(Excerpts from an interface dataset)
*****
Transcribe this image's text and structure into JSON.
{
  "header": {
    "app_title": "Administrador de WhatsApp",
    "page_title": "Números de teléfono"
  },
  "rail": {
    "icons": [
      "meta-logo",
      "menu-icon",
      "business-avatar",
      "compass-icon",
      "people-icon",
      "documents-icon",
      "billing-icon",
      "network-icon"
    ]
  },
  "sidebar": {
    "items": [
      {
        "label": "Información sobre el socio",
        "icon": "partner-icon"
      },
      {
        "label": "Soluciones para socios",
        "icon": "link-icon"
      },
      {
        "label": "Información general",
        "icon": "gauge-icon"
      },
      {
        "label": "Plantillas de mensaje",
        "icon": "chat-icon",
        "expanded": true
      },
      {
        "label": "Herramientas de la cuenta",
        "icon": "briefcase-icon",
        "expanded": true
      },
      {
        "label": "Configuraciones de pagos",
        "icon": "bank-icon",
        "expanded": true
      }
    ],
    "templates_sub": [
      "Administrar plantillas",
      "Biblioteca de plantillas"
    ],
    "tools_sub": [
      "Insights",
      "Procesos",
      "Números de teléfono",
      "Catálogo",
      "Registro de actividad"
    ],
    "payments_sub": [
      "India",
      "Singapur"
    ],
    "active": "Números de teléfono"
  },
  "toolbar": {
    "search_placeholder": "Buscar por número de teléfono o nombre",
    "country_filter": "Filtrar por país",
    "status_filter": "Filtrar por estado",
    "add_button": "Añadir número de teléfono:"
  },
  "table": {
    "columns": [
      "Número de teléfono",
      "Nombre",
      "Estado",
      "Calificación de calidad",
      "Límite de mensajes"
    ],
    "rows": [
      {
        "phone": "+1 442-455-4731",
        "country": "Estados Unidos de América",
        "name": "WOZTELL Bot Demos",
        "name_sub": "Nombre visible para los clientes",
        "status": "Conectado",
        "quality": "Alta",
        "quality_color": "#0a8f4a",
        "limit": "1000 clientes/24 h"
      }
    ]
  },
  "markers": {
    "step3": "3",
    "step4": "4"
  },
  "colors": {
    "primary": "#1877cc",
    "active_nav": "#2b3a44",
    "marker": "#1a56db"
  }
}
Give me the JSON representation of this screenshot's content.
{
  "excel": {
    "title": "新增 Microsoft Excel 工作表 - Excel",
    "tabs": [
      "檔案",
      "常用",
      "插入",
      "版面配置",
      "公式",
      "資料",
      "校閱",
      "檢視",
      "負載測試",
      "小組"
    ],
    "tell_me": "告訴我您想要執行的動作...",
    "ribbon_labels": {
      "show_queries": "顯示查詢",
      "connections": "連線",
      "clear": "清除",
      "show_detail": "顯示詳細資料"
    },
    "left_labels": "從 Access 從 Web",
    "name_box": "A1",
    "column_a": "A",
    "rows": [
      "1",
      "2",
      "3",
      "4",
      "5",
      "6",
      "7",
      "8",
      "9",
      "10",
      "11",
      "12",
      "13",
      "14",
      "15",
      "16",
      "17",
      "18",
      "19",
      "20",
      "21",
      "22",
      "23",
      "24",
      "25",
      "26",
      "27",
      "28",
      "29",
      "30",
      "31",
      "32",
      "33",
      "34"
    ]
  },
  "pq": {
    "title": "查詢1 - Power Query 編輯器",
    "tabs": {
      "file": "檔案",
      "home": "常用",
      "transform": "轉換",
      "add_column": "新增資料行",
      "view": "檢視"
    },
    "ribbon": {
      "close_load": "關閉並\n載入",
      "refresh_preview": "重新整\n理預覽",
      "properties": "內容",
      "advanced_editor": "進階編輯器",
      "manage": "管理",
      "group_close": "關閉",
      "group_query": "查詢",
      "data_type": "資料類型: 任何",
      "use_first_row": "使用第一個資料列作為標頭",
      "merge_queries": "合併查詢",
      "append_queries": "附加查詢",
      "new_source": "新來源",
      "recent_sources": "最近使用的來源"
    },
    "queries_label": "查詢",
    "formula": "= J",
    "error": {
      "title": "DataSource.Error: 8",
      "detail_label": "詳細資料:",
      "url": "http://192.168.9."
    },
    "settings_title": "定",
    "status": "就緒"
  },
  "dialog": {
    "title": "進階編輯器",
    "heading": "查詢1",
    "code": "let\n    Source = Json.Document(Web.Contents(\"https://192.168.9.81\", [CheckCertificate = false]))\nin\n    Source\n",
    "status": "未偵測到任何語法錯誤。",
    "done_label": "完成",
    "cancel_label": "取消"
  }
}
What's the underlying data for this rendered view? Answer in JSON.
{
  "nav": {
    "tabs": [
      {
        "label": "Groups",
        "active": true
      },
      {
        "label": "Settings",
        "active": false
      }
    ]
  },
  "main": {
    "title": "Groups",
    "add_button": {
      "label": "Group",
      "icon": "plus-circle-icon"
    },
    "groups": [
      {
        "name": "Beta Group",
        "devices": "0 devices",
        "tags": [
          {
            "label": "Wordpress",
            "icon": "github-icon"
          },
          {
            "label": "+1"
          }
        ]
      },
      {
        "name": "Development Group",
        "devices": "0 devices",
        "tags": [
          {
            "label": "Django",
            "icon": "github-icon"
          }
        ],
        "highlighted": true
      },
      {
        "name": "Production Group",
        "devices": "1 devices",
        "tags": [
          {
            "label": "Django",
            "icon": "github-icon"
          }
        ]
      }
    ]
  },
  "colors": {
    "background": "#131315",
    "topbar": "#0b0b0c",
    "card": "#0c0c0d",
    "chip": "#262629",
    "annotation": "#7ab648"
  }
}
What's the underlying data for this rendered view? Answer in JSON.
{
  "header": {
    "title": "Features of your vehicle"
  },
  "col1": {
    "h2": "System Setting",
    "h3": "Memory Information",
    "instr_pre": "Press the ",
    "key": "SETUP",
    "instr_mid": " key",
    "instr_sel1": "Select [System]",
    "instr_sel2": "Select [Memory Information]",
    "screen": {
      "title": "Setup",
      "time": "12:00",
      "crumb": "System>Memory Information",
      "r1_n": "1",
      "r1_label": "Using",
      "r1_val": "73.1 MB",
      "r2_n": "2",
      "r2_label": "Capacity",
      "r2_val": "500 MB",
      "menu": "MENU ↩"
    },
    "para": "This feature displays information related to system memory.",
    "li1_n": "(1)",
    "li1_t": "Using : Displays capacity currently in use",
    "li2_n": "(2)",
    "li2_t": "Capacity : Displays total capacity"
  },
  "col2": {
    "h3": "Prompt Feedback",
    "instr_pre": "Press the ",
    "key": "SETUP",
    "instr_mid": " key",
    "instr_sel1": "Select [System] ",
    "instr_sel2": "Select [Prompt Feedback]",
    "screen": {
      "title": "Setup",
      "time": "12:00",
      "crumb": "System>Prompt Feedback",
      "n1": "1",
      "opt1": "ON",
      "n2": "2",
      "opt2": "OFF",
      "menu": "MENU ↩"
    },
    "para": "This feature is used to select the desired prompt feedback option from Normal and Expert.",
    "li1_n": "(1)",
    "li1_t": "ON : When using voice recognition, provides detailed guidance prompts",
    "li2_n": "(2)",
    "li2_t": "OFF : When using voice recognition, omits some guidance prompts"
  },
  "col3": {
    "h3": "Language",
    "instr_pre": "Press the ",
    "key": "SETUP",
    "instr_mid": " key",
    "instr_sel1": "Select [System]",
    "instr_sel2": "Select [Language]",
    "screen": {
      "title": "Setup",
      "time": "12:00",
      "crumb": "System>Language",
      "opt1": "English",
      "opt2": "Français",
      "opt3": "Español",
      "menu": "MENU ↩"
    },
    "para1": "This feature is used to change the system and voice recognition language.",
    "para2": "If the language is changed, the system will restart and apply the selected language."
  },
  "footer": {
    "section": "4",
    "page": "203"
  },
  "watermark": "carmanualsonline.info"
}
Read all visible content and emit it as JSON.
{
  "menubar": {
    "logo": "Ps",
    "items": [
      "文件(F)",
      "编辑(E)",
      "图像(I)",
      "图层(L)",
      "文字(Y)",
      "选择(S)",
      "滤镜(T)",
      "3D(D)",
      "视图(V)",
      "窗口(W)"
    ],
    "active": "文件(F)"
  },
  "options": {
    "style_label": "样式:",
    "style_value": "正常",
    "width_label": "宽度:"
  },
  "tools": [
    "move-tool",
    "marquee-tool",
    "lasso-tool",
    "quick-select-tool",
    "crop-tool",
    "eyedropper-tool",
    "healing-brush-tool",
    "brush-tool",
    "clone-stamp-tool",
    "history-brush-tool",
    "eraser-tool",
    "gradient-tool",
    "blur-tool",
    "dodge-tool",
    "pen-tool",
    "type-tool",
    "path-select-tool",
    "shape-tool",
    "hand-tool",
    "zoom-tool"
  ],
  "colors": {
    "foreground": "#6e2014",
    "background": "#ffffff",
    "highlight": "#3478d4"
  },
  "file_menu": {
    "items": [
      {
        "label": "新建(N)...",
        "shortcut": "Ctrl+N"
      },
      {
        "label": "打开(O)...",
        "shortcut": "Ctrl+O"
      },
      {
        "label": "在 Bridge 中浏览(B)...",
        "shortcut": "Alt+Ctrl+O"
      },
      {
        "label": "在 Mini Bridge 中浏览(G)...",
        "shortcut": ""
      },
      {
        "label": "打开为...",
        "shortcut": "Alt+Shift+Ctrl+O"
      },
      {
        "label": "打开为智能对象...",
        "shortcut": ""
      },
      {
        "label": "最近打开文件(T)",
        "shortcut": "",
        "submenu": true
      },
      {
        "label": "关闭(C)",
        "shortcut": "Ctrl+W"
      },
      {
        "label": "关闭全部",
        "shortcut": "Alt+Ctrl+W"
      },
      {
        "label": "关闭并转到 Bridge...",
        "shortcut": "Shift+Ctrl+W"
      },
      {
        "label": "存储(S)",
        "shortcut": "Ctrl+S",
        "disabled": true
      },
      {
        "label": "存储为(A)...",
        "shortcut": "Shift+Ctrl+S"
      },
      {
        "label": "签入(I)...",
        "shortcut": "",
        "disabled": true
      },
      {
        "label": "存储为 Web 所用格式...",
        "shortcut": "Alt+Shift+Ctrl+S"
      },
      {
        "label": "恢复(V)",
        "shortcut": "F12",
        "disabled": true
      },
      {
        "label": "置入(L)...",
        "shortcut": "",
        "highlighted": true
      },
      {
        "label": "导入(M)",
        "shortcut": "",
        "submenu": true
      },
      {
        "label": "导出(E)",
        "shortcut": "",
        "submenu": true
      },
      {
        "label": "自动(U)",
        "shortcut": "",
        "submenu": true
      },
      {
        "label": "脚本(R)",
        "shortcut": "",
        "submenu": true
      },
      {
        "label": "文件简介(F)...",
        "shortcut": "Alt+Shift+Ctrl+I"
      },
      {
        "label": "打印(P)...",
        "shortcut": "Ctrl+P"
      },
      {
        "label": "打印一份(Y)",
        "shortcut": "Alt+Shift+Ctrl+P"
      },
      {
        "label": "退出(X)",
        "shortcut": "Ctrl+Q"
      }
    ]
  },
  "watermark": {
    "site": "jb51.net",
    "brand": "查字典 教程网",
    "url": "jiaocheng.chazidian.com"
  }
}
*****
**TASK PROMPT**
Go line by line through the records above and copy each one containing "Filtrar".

**PROBLEM SOLUTION**
    "country_filter": "Filtrar por país",
    "status_filter": "Filtrar por estado",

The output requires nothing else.